One of the biggest hurdles to more widespread use of solar power is that there is no simple way to store the excess energy produced, and peak energy demand doesn't always dovetail with sunny days. The latest attempt to solve this problem comes from MIT, where a team has invented an all-liquid battery that is powerful enough to store solar-generated electricity.
With worldwide auto sales stuck in reverse, the
organizers of the 79th International Motor Show are wondering whether
the next big thing might in fact come from a small company. This year,
they'll devote an entire exhibition hall to electric and alternative
power. The "Green Pavilion" isn't just for major automakers -- it also
promises "an equal opportunity" for "startup specialists" to showcase
their earth-loving technologies. In rosier times, we might hail that as
a daring and surprisingly broad-minded move.
Our wireless power article showcased new products that you don't need to plug in to charge up--but they still use a base station that's tethered to some kind of power supply. Now Intel has demonstrated an even more innovative way to draw power.

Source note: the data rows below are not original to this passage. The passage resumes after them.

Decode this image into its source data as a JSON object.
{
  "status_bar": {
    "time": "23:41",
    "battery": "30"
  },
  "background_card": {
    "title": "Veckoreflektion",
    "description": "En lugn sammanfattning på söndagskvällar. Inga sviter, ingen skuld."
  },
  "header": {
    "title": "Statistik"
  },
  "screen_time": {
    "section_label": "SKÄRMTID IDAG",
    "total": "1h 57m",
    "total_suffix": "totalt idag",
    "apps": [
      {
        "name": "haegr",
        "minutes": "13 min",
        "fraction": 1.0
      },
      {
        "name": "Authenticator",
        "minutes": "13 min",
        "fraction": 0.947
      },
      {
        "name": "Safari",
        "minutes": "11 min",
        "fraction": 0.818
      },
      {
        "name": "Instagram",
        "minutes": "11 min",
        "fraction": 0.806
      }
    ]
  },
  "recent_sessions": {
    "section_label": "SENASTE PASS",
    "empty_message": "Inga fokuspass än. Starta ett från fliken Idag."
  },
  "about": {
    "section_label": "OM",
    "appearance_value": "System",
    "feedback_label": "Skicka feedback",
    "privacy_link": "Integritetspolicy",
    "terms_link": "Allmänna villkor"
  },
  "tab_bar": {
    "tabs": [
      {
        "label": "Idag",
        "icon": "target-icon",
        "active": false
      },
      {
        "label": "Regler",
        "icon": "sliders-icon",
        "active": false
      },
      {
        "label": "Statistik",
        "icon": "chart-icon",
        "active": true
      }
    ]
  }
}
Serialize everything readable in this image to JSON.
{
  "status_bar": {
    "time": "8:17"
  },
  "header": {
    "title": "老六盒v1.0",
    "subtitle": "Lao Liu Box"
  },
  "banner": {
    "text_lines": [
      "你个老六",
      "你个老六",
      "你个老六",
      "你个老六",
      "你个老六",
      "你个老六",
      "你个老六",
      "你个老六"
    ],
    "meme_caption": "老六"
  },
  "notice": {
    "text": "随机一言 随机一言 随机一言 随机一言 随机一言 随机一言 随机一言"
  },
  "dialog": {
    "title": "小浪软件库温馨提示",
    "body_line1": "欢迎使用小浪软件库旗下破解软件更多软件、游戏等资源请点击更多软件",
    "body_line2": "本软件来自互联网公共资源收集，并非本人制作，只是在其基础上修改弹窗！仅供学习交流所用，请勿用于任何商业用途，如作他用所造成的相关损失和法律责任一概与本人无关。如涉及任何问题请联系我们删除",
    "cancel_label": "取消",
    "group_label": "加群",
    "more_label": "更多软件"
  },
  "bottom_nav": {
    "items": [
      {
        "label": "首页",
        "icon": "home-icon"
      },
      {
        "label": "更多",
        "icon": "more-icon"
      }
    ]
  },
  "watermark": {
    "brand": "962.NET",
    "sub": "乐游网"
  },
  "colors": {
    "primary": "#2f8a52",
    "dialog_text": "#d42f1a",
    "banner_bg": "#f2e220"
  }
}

It's a wireless device that grabs its energy from a freely-available and abundant source: radio transmissions.
While Li-ion battery makers in the US are going cap-in-hand to the government in search of federal aid to keep up with foreign companies, it's been rumored that Nissan and NEC are about to invest around $1 billion of their own capital into making batteries for electric cars.
Sony's new demonstration Hana-Akari lighting unit contains a neat innovation: Dye-sensitized solar power generating cells that allow for different colors and patterns to be designed into the light-capturing surface.